Will Hefin stay in Ohio? Will Destiny follow him to Wales/China? It is as simple and as complicated as that. A relationship is also, Rivers suggests, about learning to belong to a person instead of a place, of making a choice between the familiar and foreign, just like we get to know a person’s body, familiarize ourselves with and to it; a couple stands, or falls on a leap of faith. It seems as if these two will never resolve this dilemma; as Hefin says to Destiny, “It’s just you have a compass needle pointin’ one way, and mine’s another.” Destiny, on the other hand, is teasingly defiant, “I’m going to be here, and fix my family and get a kick-ass job and really live, and of course, send you occasional breezy emails.” When Destiny’s family is in a bad way, Hefin acknowledges that his leaving doesn’t leave him room to help her, “The things a real lover would do, a boyfriend.
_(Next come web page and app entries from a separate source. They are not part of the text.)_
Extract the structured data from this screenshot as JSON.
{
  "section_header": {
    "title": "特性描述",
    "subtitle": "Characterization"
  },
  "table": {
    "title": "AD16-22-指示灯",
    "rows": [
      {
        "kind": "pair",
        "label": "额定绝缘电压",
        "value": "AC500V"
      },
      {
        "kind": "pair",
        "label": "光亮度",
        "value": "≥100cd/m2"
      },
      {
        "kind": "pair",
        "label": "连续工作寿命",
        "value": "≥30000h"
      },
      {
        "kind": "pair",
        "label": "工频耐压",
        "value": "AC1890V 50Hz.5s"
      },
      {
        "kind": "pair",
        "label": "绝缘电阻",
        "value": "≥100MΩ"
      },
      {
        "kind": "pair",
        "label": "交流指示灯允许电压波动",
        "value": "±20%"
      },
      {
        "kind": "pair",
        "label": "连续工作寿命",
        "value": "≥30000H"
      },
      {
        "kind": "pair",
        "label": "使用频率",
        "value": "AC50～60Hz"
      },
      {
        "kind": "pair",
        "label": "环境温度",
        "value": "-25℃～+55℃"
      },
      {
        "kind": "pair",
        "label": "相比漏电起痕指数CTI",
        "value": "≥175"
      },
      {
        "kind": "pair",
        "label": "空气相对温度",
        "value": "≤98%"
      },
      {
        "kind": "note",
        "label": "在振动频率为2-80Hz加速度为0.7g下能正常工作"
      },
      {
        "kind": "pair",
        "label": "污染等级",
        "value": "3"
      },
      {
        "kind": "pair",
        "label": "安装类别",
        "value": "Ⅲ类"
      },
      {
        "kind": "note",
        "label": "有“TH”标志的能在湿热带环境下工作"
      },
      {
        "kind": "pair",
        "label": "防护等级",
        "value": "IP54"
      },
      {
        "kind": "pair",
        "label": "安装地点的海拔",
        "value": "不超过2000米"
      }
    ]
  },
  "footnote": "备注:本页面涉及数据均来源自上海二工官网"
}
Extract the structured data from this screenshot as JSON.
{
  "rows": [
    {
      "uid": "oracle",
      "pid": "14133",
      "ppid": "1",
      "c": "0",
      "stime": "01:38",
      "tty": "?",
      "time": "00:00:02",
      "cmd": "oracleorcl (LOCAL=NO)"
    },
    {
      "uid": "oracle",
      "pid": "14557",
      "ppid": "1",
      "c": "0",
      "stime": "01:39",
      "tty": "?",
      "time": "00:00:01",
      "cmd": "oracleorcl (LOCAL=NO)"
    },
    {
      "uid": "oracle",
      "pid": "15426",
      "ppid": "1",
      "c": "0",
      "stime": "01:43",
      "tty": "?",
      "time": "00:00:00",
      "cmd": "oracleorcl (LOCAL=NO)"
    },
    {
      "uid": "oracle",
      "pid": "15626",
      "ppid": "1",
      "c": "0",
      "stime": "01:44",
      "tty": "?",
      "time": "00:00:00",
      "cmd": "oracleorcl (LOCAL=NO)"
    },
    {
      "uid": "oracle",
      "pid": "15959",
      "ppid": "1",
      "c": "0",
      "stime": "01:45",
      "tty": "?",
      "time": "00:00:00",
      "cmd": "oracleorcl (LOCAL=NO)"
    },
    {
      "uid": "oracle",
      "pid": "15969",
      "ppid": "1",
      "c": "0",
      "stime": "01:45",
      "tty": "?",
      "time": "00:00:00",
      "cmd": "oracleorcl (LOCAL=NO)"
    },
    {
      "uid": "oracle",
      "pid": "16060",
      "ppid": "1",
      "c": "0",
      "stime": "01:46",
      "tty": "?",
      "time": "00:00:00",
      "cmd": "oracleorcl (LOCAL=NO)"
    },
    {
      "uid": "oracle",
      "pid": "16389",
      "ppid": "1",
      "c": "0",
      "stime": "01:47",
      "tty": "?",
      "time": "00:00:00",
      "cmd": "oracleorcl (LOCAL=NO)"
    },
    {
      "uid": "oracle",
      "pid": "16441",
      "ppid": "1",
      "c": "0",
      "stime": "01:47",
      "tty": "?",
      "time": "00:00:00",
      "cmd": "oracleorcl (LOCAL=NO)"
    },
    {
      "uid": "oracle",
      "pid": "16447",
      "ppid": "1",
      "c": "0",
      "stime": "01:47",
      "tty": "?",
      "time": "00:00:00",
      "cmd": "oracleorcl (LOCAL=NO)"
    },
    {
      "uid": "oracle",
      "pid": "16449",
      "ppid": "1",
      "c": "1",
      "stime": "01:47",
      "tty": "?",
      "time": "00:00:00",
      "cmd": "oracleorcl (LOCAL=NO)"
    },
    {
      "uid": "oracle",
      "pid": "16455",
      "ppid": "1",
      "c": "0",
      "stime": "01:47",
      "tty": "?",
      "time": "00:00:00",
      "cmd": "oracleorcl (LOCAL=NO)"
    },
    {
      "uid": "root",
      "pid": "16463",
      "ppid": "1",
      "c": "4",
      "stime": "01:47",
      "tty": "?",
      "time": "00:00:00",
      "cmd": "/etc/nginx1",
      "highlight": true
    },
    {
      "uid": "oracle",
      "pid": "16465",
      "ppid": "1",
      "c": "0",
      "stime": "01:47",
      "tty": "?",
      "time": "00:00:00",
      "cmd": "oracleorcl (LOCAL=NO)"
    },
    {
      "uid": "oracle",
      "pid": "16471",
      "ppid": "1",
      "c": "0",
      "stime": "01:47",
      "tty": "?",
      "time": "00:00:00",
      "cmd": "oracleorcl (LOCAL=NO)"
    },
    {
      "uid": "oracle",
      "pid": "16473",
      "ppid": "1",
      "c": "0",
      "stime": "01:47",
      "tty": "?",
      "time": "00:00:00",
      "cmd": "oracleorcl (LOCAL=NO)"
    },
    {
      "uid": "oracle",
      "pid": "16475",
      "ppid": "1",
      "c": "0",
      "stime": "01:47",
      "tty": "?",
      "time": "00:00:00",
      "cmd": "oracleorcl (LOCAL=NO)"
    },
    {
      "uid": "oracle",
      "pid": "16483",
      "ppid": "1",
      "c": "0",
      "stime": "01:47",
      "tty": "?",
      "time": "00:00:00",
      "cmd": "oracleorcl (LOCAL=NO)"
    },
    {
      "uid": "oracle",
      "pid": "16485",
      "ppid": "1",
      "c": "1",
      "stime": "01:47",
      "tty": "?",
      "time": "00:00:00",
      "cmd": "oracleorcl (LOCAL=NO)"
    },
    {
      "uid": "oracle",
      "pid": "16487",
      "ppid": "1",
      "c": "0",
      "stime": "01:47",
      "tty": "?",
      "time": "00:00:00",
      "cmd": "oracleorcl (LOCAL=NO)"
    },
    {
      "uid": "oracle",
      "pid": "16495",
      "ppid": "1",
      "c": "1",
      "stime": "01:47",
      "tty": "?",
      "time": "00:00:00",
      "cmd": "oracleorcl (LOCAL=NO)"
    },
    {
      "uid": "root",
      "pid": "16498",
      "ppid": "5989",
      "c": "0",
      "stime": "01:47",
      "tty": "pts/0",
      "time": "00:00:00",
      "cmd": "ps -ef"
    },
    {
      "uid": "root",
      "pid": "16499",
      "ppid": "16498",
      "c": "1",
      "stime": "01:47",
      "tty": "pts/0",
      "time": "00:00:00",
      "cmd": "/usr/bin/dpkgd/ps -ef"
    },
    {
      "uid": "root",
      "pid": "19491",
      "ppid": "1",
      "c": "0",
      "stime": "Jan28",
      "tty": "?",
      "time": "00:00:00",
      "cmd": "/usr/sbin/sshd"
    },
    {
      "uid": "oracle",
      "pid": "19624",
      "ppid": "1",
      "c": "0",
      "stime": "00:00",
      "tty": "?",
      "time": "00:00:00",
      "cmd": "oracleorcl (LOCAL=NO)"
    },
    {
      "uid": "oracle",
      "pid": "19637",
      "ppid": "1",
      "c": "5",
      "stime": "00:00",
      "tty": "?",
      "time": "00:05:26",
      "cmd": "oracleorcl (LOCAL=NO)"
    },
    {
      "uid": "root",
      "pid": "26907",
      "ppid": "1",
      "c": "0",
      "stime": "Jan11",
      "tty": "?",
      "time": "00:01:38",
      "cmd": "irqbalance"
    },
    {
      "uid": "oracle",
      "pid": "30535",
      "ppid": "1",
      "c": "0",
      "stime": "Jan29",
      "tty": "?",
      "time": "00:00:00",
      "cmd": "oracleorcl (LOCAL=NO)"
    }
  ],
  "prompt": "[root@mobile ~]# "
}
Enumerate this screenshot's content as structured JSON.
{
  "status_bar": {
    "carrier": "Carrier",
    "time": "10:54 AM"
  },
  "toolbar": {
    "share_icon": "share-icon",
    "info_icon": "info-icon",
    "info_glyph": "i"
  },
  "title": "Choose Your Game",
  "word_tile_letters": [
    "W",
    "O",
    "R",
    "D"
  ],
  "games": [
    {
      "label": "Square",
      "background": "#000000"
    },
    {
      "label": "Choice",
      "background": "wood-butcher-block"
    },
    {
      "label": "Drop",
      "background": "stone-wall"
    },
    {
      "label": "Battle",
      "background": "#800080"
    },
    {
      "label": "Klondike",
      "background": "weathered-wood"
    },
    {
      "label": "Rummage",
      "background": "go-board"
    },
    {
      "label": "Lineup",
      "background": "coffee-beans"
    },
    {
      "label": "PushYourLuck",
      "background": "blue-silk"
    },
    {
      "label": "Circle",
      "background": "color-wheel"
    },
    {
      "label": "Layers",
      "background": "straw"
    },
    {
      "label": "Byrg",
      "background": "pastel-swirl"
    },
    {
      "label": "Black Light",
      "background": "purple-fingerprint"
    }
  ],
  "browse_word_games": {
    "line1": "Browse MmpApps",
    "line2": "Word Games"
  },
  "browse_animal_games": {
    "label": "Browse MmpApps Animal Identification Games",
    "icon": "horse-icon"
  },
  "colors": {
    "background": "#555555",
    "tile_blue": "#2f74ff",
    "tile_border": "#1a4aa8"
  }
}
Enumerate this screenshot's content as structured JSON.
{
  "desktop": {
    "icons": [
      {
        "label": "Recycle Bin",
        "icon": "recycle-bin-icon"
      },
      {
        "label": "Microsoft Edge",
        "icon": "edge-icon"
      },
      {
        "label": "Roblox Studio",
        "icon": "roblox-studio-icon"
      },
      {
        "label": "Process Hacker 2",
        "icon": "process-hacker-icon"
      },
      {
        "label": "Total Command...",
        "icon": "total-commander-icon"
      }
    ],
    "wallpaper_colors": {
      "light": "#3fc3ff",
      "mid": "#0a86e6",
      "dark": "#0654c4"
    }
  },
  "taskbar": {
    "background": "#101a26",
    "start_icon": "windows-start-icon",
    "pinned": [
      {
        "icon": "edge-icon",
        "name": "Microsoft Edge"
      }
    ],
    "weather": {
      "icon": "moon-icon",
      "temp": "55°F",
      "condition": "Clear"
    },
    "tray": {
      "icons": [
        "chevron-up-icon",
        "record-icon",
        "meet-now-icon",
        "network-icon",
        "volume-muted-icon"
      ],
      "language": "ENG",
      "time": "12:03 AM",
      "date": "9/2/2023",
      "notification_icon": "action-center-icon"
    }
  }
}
Someone not occupied with the business of leaving.” In the end, their decisions are bound up with identity, leaving the familiar, binding yourself to another without losing sight of yourself, “He wanted to know what it was to live [italics MissB’s] beside another and still know who you were.” Thank goodness Rivers’ story is a romance because things get pretty low; but love transcends time and place: “Love didn’t understand geography,” in the end, “it was impossible to keep time at all.”
What it takes for Destiny and Hefin, like a boat afloat, to find a lull where they can build a life is to acknowledge time and tide, nature as creator and destroyer, to live in its interstices, like this Goldsworthian image of their love-making, “They wove their legs together like a wattle of twigs.” In the tiny backyard that Destiny enjoys, she tries to build a wattle-twig dome, as Goldsworthy does with driftwood, or twigs on the ground. Before Hefin’s departure, he completes and gifts it to her. What happens to her in that dome cements her decision. If he was a singing man and poet, he might have serenaded her, “Make me a willow cabin at your gate,/And call upon my soul within the house” (Twelfth Night 1.5.242 – 43).
In Mary Ann Rivers’ Live, there is “no charm equal to tenderness of heart,” Emma.
Live, published by Loveswept, is available, as of January 21st, in e-form, at various vendors.
Miss Bates is grateful to (Random House) Loveswept for an e-ARC, via Netgalley, in exchange for this honest review.
Miss Bates loved likening Rivers’ novel to one of her favourite love poems, Marvell’s “To His Coy Mistress”, with its “seize the day” ethos. Do you have a favourite love poem? Which one? Can you liken it to a favourite romance novel? (On a side note, do you know and appreciate Andy Goldsworthy’s work? Have you seen the documentary Rivers and Tides and if so, what was your response to it?)